Things have changed over the years. More people are fishing this lake than ever before. This spring saw a tenfold increase in fishing pressure due to the Covid19 pandemic. In addition, the number of fisherman who chase crappie all year long has increased probably by the same number. Now, there is also technology that allows fishermen to see fish, see their bait and even see fish swim up and hit their bait. Seeing them doesn’t guarantee they will bite, but it raises the odds considerably.

We don’t need to just keep doing things the way we’ve done them for 60 years. The lake has changed. People have changed. We need to manage the lake the best we can for the most people. Like it’s 2020, not 1986.

I’ve spoken with current Lake Commission President Jake Halley about this and he agrees; we have to adjust. This Commission has already shown the ability to be proactive.

Also, a serious look needs to be taken at limits on crappie and possibly other species. I’m not calling for a ban on LiveScope, but it suggests that LiveScope plus hundreds of fishermen using it, plus the fish being in a confined area could be trouble. You can’t ban technology, and you can’t stop crappie fishing. But, the technology, plus the regular increase in fishing pressure could harm the lake.

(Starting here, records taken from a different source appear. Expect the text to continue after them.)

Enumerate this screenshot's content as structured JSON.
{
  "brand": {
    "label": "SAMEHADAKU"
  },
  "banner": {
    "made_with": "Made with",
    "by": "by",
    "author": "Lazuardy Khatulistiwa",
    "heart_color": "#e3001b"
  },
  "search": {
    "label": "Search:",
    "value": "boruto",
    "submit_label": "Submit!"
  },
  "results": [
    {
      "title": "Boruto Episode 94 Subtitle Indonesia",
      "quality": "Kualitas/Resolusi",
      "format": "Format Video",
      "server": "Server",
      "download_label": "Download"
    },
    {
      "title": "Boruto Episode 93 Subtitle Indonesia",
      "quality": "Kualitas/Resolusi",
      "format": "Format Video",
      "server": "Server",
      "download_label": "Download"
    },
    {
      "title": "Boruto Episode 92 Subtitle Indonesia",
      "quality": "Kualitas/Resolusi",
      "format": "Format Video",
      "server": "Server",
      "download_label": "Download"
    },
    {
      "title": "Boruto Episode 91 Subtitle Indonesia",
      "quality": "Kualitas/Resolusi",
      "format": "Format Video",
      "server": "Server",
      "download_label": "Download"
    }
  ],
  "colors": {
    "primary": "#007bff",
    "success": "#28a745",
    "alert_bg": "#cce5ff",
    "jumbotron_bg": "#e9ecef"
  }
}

It takes five to seven years to grow a slab crappie. The biggest concern is catching too many of the huge slab crappie that make D’Arbonne one of the top 10 lakes in the country. LiveScope anglers don’t necessarily catch more fish than anyone else, but they are catching lots of big ones. If you catch all the two-and-a-half pounders, then the big ones will be two pounds.

Target those and get all of them and the big ones will be one and a half pounds. You get the picture. You probably can’t catch all the crappie in the lake if you try, but even biologists agree that you can really hurt the big fish population in an instance like this. We shouldn’t just sit by and watch that happen. Good fishing could bring millions in sales taxes and property taxes to Union Parish. We can either work to grow that, or we can watch it shrink.

Lake D’Arbonne is a treasure. It’s up to our leaders to protect that treasure and make sure it is around for future generations, just like it has been for us. The folks in charge (Lake Commission, Wildlife and Fisheries, Town of Farmerville, Police Jury, Tourist Commission, business owners, etc.) at least need to talk about it in some organized fashion. Before it’s too late.

Byron Avery is a Louisiana Tech Journalism graduate and serves as General Manager and Publisher for The Gazette.